  • Baseline: prior to starting intense physical training
  • Trained: at the end of at least 12 week training period, prior to running the marathon.
  • Post-marathon: 6 weeks after running the marathon.

In addition, exercise impacts lipid metabolism and short-term exercise is known to increase HDL levels in plasma. Human HDL is structurally heterogeneous, comprising at least sixteen discrete species. It has multiple functions, pertinent to cardiovascular medicine such as the ability to accept effluxed cholesterol from the artery wall, culminating in sterol uptake in the liver. This "reverse cholesterol transport pathway" is thought to prevent the accumulation of cholesterol in the artery wall. We will assess the clinical and genetic determinants of the HDL response to physical exercise.

Observational
Observational Model: Other
Time Perspective: Prospective
Not Provided
Retention:   Samples With DNA
Description:
Plasma
Non-Probability Sample
Community sample. Participants will be recruited by invitation to volunteer in the study.
Left Ventricular Hypertrophy
Other: Exercise training, women, marathon
Prospective study with no intervention in women who have volunteered to run a full marathon or a half-marathon. Each subject will serve as own control.
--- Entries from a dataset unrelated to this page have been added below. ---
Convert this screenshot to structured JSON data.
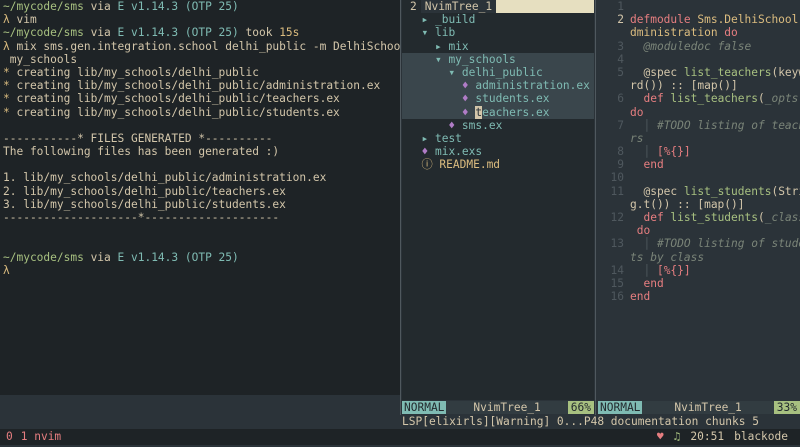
{
  "terminal": {
    "lines": [
      {
        "path": "~/mycode/sms",
        "via": " via ",
        "ver": "E v1.14.3 (OTP 25)",
        "tail": ""
      },
      {
        "lambda": "λ",
        "cmd": " vim"
      },
      {
        "path": "~/mycode/sms",
        "via": " via ",
        "ver": "E v1.14.3 (OTP 25)",
        "took": " took ",
        "took_val": "15s"
      },
      {
        "lambda": "λ",
        "cmd": " mix sms.gen.integration.school delhi_public -m DelhiSchool -p"
      },
      {
        "plain": " my_schools"
      },
      {
        "star": "*",
        "cmd": " creating lib/my_schools/delhi_public"
      },
      {
        "star": "*",
        "cmd": " creating lib/my_schools/delhi_public/administration.ex"
      },
      {
        "star": "*",
        "cmd": " creating lib/my_schools/delhi_public/teachers.ex"
      },
      {
        "star": "*",
        "cmd": " creating lib/my_schools/delhi_public/students.ex"
      },
      {
        "plain": ""
      },
      {
        "plain": "-----------* FILES GENERATED *----------"
      },
      {
        "plain": "The following files has been generated :)"
      },
      {
        "plain": ""
      },
      {
        "plain": "1. lib/my_schools/delhi_public/administration.ex"
      },
      {
        "plain": "2. lib/my_schools/delhi_public/teachers.ex"
      },
      {
        "plain": "3. lib/my_schools/delhi_public/students.ex"
      },
      {
        "plain": "--------------------*--------------------"
      },
      {
        "plain": ""
      },
      {
        "plain": ""
      },
      {
        "path": "~/mycode/sms",
        "via": " via ",
        "ver": "E v1.14.3 (OTP 25)",
        "tail": ""
      },
      {
        "lambda": "λ",
        "cmd": ""
      }
    ]
  },
  "tree": {
    "tab_number": "2",
    "tab_name": "NvimTree_1",
    "rows": [
      {
        "indent": "  ",
        "icon": "▸ ",
        "name": "_build",
        "kind": "folder"
      },
      {
        "indent": "  ",
        "icon": "▾ ",
        "name": "lib",
        "kind": "folder"
      },
      {
        "indent": "    ",
        "icon": "▸ ",
        "name": "mix",
        "kind": "folder"
      },
      {
        "indent": "    ",
        "icon": "▾ ",
        "name": "my_schools",
        "kind": "folder",
        "sel": true
      },
      {
        "indent": "      ",
        "icon": "▾ ",
        "name": "delhi_public",
        "kind": "folder",
        "sel": true
      },
      {
        "indent": "        ",
        "icon": "💧",
        "name": "administration.ex",
        "kind": "file",
        "sel": true
      },
      {
        "indent": "        ",
        "icon": "💧",
        "name": "students.ex",
        "kind": "file",
        "sel": true
      },
      {
        "indent": "        ",
        "icon": "💧",
        "name": "teachers.ex",
        "kind": "file",
        "sel": true,
        "cursor": true
      },
      {
        "indent": "      ",
        "icon": "💧",
        "name": "sms.ex",
        "kind": "file"
      },
      {
        "indent": "  ",
        "icon": "▸ ",
        "name": "test",
        "kind": "folder"
      },
      {
        "indent": "  ",
        "icon": "💧",
        "name": "mix.exs",
        "kind": "file"
      },
      {
        "indent": "  ",
        "icon": "ⓘ ",
        "name": "README.md",
        "kind": "readme"
      }
    ]
  },
  "code": {
    "rows": [
      {
        "n": "1",
        "html": ""
      },
      {
        "n": "2",
        "cur": true,
        "parts": [
          [
            "kw",
            "defmodule "
          ],
          [
            "mod",
            "Sms.DelhiSchool.A"
          ]
        ]
      },
      {
        "n": "",
        "parts": [
          [
            "mod",
            "dministration "
          ],
          [
            "kw",
            "do"
          ]
        ]
      },
      {
        "n": "3",
        "parts": [
          [
            "gd",
            "  "
          ],
          [
            "cm",
            "@moduledoc false"
          ]
        ]
      },
      {
        "n": "4",
        "parts": []
      },
      {
        "n": "5",
        "parts": [
          [
            "pu",
            "  @spec "
          ],
          [
            "fn",
            "list_teachers"
          ],
          [
            "pu",
            "(keywo"
          ]
        ]
      },
      {
        "n": "",
        "parts": [
          [
            "pu",
            "rd()) :: [map()]"
          ]
        ]
      },
      {
        "n": "6",
        "parts": [
          [
            "kw",
            "  def "
          ],
          [
            "fn",
            "list_teachers"
          ],
          [
            "pu",
            "("
          ],
          [
            "cm",
            "_opts"
          ],
          [
            "pu",
            ")"
          ]
        ]
      },
      {
        "n": "",
        "parts": [
          [
            "kw",
            "do"
          ]
        ]
      },
      {
        "n": "7",
        "parts": [
          [
            "gd",
            "  │ "
          ],
          [
            "cm",
            "#TODO listing of teache"
          ]
        ]
      },
      {
        "n": "",
        "parts": [
          [
            "cm",
            "rs"
          ]
        ]
      },
      {
        "n": "8",
        "parts": [
          [
            "gd",
            "  │ "
          ],
          [
            "kw",
            "[%{}]"
          ]
        ]
      },
      {
        "n": "9",
        "parts": [
          [
            "kw",
            "  end"
          ]
        ]
      },
      {
        "n": "10",
        "parts": []
      },
      {
        "n": "11",
        "parts": [
          [
            "pu",
            "  @spec "
          ],
          [
            "fn",
            "list_students"
          ],
          [
            "pu",
            "(Strin"
          ]
        ]
      },
      {
        "n": "",
        "parts": [
          [
            "pu",
            "g.t()) :: [map()]"
          ]
        ]
      },
      {
        "n": "12",
        "parts": [
          [
            "kw",
            "  def "
          ],
          [
            "fn",
            "list_students"
          ],
          [
            "pu",
            "("
          ],
          [
            "cm",
            "_class"
          ],
          [
            "pu",
            ")"
          ]
        ]
      },
      {
        "n": "",
        "parts": [
          [
            "kw",
            " do"
          ]
        ]
      },
      {
        "n": "13",
        "parts": [
          [
            "gd",
            "  │ "
          ],
          [
            "cm",
            "#TODO listing of studen"
          ]
        ]
      },
      {
        "n": "",
        "parts": [
          [
            "cm",
            "ts by class"
          ]
        ]
      },
      {
        "n": "14",
        "parts": [
          [
            "gd",
            "  │ "
          ],
          [
            "kw",
            "[%{}]"
          ]
        ]
      },
      {
        "n": "15",
        "parts": [
          [
            "kw",
            "  end"
          ]
        ]
      },
      {
        "n": "16",
        "parts": [
          [
            "kw",
            "end"
          ]
        ]
      }
    ]
  },
  "status_tree": {
    "mode": "NORMAL",
    "file": "NvimTree_1",
    "pct": "66%"
  },
  "status_code": {
    "mode": "NORMAL",
    "file": "NvimTree_1",
    "pct": "33%"
  },
  "message": "LSP[elixirls][Warning] 0...P48 documentation chunks 5",
  "tmux": {
    "session": "0",
    "window": "1 nvim",
    "time": "20:51",
    "host": "blackode"
  }
}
Each subject will be studies at 3 stages: baseline, after at least 12 weeks of training for the marathon (we will not provide training), 6 weeks after running the marathon.
Exercise training, women, marathon.
Other: prospective study with no intervention
Intervention: Other: Exercise training, women, marathon
Not Provided

*   Includes publications given by the data provider as well as publications identified by ClinicalTrials.gov Identifier (NCT Number) in Medline.
 
Active, not recruiting
500
January 2019
June 2018   (Final data collection date for primary outcome measure)

Inclusion Criteria:

  • Healthy adult men or women, aged 18 years or older
  • Voluntarily signed up for a sport event or to run a marathon or a half marathon for the first time
  • Normal to mildly elevated blood pressure (systolic blood pressure < 140 mmHg and/or diastolic blood pressure < 90 mmHg)
  • Hormone replacement therapy and birth control pills are allowed, provided they have been on a stable dose for more than 3 months and no change in dose is planned for the duration of the study
  • Capable and willing to provide written, informed consent for the study

Exclusion Criteria:

  • History of cardiovascular disease within the past year (cardiomyopathy, heart failure, ischemic heart disease, stroke, TIA, peripheral vascular disease)
  • Change in body weight more than 10% over the past year
  • History of significant medical conditions, including respiratory, gastrointestinal, neuromuscular, neurological or musculoskeletal problems interfering with exercise.
  • Autoimmune or collagen vascular diseases, chronic anemia,
  • Malignancies in the past 5 years, with the exception of treated skin or breast cancer that did not require treatment with chemotherapy.
  • Diabetes
  • Pregnancy or recent delivery: delivery date less than 3 months prior to enrollment
  • Lipid lowering medications (statins, niacin, resins) are allowed, provided dose has not changed for 3 months prior to enrollment and is not anticipated to change during the study
  • Fish Oil supplements are allowed, provided dose has been unchanged for 3 months prior to enrollment and no change in dose is planned for the duration of the study.
Sexes Eligible for Study: All
18 Years and older   (Adult, Senior)
Yes
Contact information is only displayed when the study is recruiting subjects
United States
 
 
NCT01199211
CTSI-6212
Yes
Not Provided
Not Provided
University of California, San Francisco
University of California, San Francisco
Not Provided
Principal Investigator: Eveline Stock, MD University of California, San Francisco
Principal Investigator: Nelson Schiller, MD University of California, San Francisco
University of California, San Francisco
October 2017